The Ulster Farmers’ Union (UFU) says negotiating objectives published by the United States of America (USA) for a potential UK/USA trade deal make for grim reading for farmers.
UFU president Ivor Ferguson said: “The US objectives do not come as a surprise. A trade deal that accepts US production standards and practices and allows full access to the UK’s food market has always been a priority for them. However, we have been adamant from the outset – any future trade deals, including with the USA, must not allow imported food produced to lower standards than those required here.
“Ultimately, this would undercut local farmers, making them uncompetitive and would have a serious and detrimental impact on farmers across the UK.”
The UFU says UK consumers enjoy the third most affordable food in the world, produced to some of the highest animal welfare, food hygiene and environmental standards on the planet; as well as some of the most stunning landscapes.
Mr Ferguson continued: “Farmers work hard to produce the high quality food consumers’ demand and to look after the country’s cherished countryside. It would be a great disservice to the wider public and the farming community if these assets were sacrificed for a trade deal. We cannot allow food products produced at a lower standard, at a lower cost to flood the UK market and undermine NI farm family businesses.”
The union’s president believes now is the time for the UK government and politicians to get behind the UK’s farming industry.
“Brexit presents us with many opportunities. We are world leaders in food production and environmental standards and we should build on these strengths as we look to secure future trade deals. Using agri-food and farm family businesses as a bargaining chip is unacceptable. High quantities of lower standard, lower cost imports will considerably weaken our industry and pose a threat to the UK’s overall food security,” he concluded.
Meanwhile, the British Veterinary Association (BVA) has cautioned that standards of animal health and welfare should not be undermined at any cost by a potential UK/USA trade deal. This comes in response to the publication of the USA’s negotiating objectives for a deal.
BVA says the UK should prioritise the health and welfare of farmed animals in any trade negotiations. With the USA objectives now tabled, BVA reiterates its calls for government not to undermine current farming and agricultural systems working to high standards with the import of animal products that may not meet these.
BVA President, Simon Doherty said: “The UK must make the health and welfare of farmed animals a priority in any trade negotiations to ensure that any products coming into the UK meet the same high standards expected of UK farmers.

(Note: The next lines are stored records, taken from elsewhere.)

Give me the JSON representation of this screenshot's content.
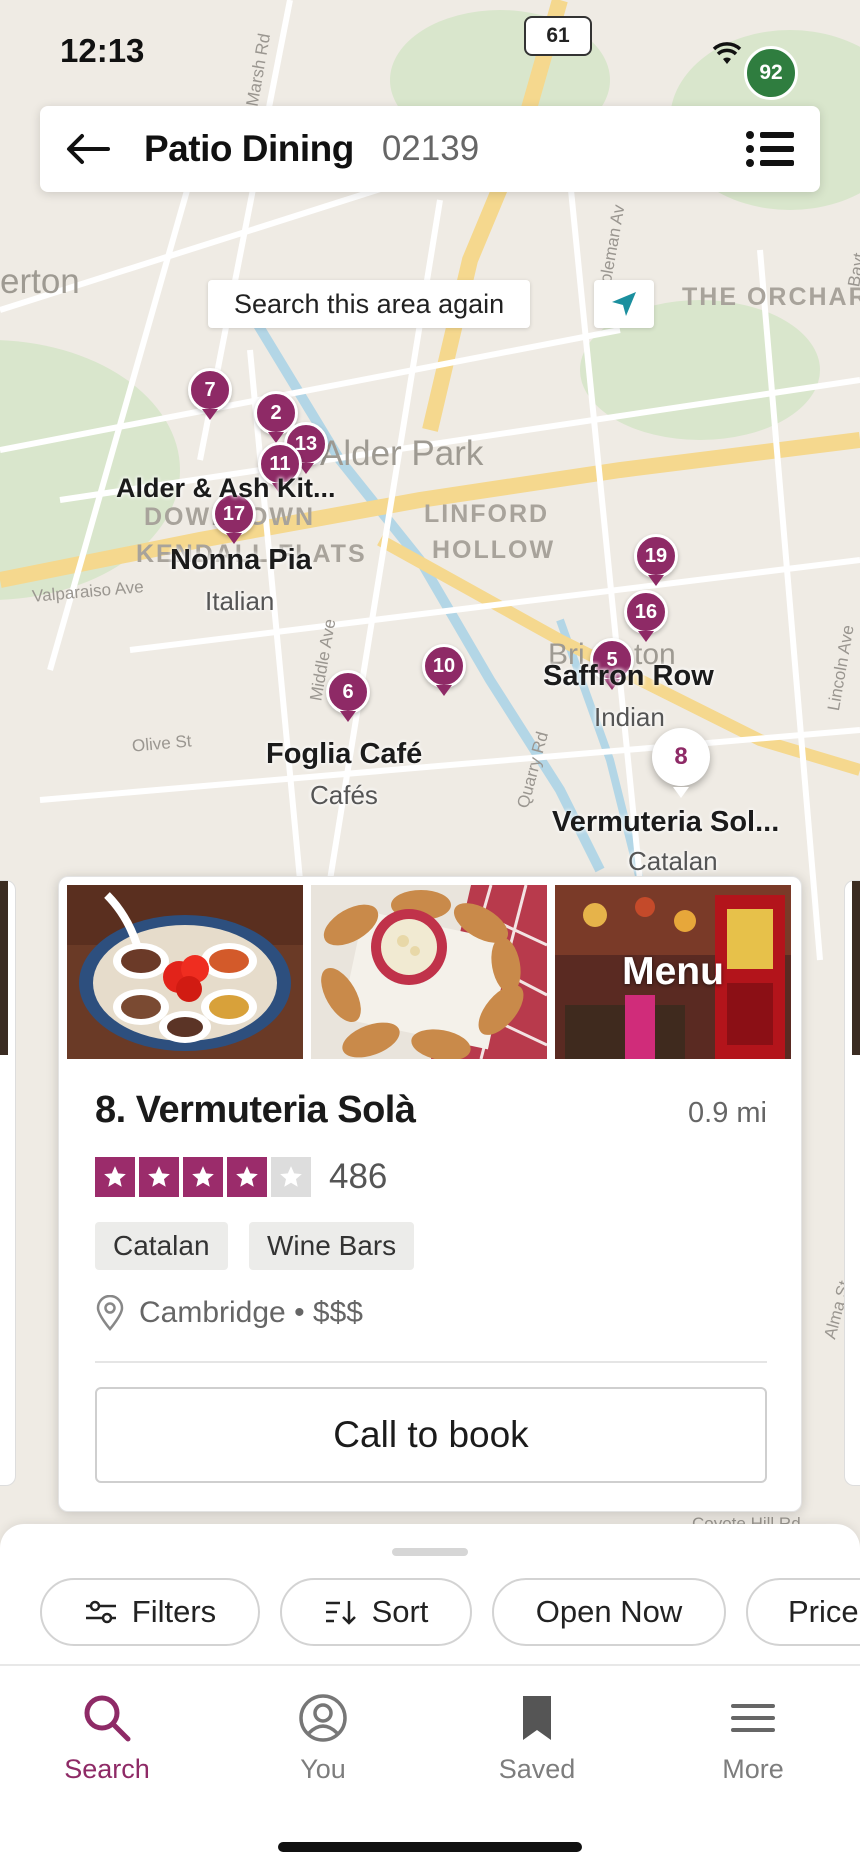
{
  "status_bar": {
    "time": "12:13",
    "route_number": "61",
    "battery": "92"
  },
  "header": {
    "title": "Patio Dining",
    "zip": "02139"
  },
  "map": {
    "search_again_label": "Search this area again",
    "streets": [
      "Marsh Rd",
      "Coleman Av",
      "Valparaiso Ave",
      "Middle Ave",
      "Olive St",
      "Quarry Rd",
      "Lincoln Ave",
      "Alma St",
      "Coyote Hill Rd",
      "Bayt"
    ],
    "areas": [
      "erton",
      "Alder Park",
      "THE ORCHAR",
      "DOWNTOWN",
      "KENDALL FLATS",
      "LINFORD",
      "HOLLOW",
      "Bri",
      "ton"
    ],
    "pins": [
      "7",
      "2",
      "13",
      "11",
      "17",
      "19",
      "16",
      "5",
      "6",
      "10",
      "8"
    ],
    "restaurants": [
      {
        "name": "Alder & Ash Kit...",
        "category": ""
      },
      {
        "name": "Nonna Pia",
        "category": "Italian"
      },
      {
        "name": "Saffron Row",
        "category": "Indian"
      },
      {
        "name": "Foglia Café",
        "category": "Cafés"
      },
      {
        "name": "Vermuteria Sol...",
        "category": "Catalan"
      }
    ]
  },
  "card": {
    "menu_label": "Menu",
    "name": "8. Vermuteria Solà",
    "distance": "0.9 mi",
    "rating": 4,
    "rating_max": 5,
    "review_count": "486",
    "tags": [
      "Catalan",
      "Wine Bars"
    ],
    "location": "Cambridge • $$$",
    "cta": "Call to book"
  },
  "filters": [
    "Filters",
    "Sort",
    "Open Now",
    "Price"
  ],
  "tabs": [
    {
      "label": "Search",
      "active": true
    },
    {
      "label": "You",
      "active": false
    },
    {
      "label": "Saved",
      "active": false
    },
    {
      "label": "More",
      "active": false
    }
  ],
  "colors": {
    "brand": "#8e2a66",
    "map_bg": "#efebe4",
    "park": "#d6e6c9",
    "highway": "#f5d68a",
    "water": "#a9d3e8"
  }
}
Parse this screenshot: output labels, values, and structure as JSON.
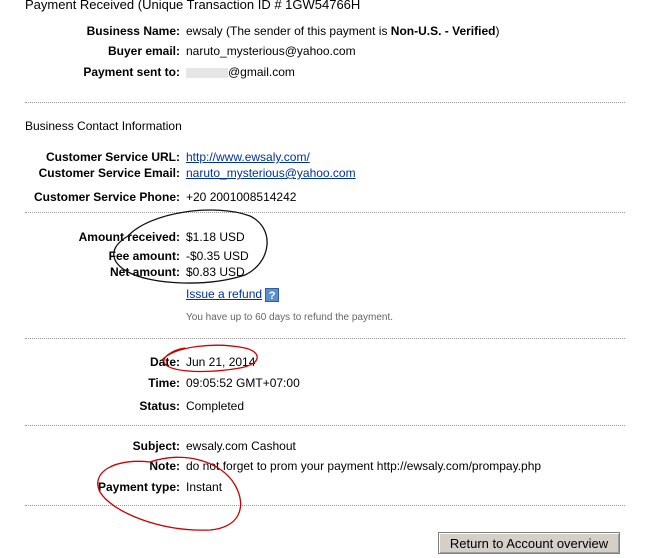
{
  "header": {
    "title": "Payment Received",
    "transaction": "(Unique Transaction ID # 1GW54766H"
  },
  "payment": {
    "business_name_label": "Business Name:",
    "business_name": "ewsaly",
    "sender_note_prefix": "(The sender of this payment is",
    "sender_status": "Non-U.S. - Verified",
    "sender_note_suffix": ")",
    "buyer_email_label": "Buyer email:",
    "buyer_email": "naruto_mysterious@yahoo.com",
    "sent_to_label": "Payment sent to:",
    "sent_to": "@gmail.com"
  },
  "contact": {
    "section_title": "Business Contact Information",
    "url_label": "Customer Service URL:",
    "url": "http://www.ewsaly.com/",
    "email_label": "Customer Service Email:",
    "email": "naruto_mysterious@yahoo.com",
    "phone_label": "Customer Service Phone:",
    "phone": "+20 2001008514242"
  },
  "amounts": {
    "received_label": "Amount received:",
    "received": "$1.18 USD",
    "fee_label": "Fee amount:",
    "fee": "-$0.35 USD",
    "net_label": "Net amount:",
    "net": "$0.83 USD",
    "refund_link": "Issue a refund",
    "refund_note": "You have up to 60 days to refund the payment."
  },
  "details": {
    "date_label": "Date:",
    "date": "Jun 21, 2014",
    "time_label": "Time:",
    "time": "09:05:52 GMT+07:00",
    "status_label": "Status:",
    "status": "Completed"
  },
  "extra": {
    "subject_label": "Subject:",
    "subject": "ewsaly.com Cashout",
    "note_label": "Note:",
    "note": "do not forget to prom your payment http://ewsaly.com/prompay.php",
    "payment_type_label": "Payment type:",
    "payment_type": "Instant"
  },
  "actions": {
    "return_button": "Return to Account overview"
  },
  "icons": {
    "help": "question-mark-icon"
  },
  "colors": {
    "link": "#003399",
    "annotation": "#cc0000"
  }
}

“BVA is concerned that if lower standard products are allowed to enter the UK, it would become difficult for consumers to distinguish between the two and thus make informed choices about the products they buy.
“Within the UK these goods could become indistinguishable from UK produce, jeopardising the ability of UK farmers to trade using the good reputation of the UK as a high animal health and welfare producer. Allowing animal products onto the UK market which do not comply with EU regulations, will mean the need for veterinary checks on UK goods entering the EU Single Market would rise. This would place additional delays on UK producers selling into the EU.”
The Livestock and Meat Commission for Northern Ireland (LMC) has aired concerns about future trade deals with third countries in the event of a ‘no-deal’ Brexit.
These negotiation objectives, which were published on February 28, include streamlining of regulations, for example on Sanitary and Phytosanitary Standards (SPS) and the reduction or elimination of tariffs and non-tariff barriers for American agri-food products.
LMC Chief Executive, Ian Stevenson, warned that Northern Ireland’s beef and lamb producers need to be protected when signing future trade deals to ensure industry standards are not undermined.
“It is unthinkable that UK standards of food production could possibly be undermined in the interests of signing new trade deals with third countries after Brexit,” he said.
“Northern Ireland’s beef and lamb producers and processors are immensely proud of the standards that their industry operates to, not just in terms of EU standards of food safety, animal welfare and environmental protection, but also the voluntary assurance programmes that are operated by industry to help to underpin the specifications of customers and meet the quality expectations of their end consumers.”
Whilst Mr Stevenson recognises the importance of securing trade deals going forward, he says the UK must not leave itself in a position where the industry could be exposed to unfair competition from lower cost and lower standard products entering the local market.
He continued: “The UK agriculture and food industry is well respected around the world for the safety and quality of its output. It’s imperative that the industry is not exposed after Brexit to a trading environment that would set aside current safeguards and allow lower cost and lower standard product to enter the UK market. If this was to happen, it would undermine the many decades of investment that has been made by industry towards quality improvement, health and safety, legislative compliance, worker welfare, food production systems and supply chain integrity whilst at the same time, producing affordable and safe food for consumers.
“Within Northern Ireland we fully understand the importance of two-way trade as we have to sell over 90 per cent of our beef and lamb output outside the region. We are keen to grow our access to more market opportunities around the world but market access must be fair and based on sound principles. It must not erode the foundations on which our critically important agri-food industry is built.”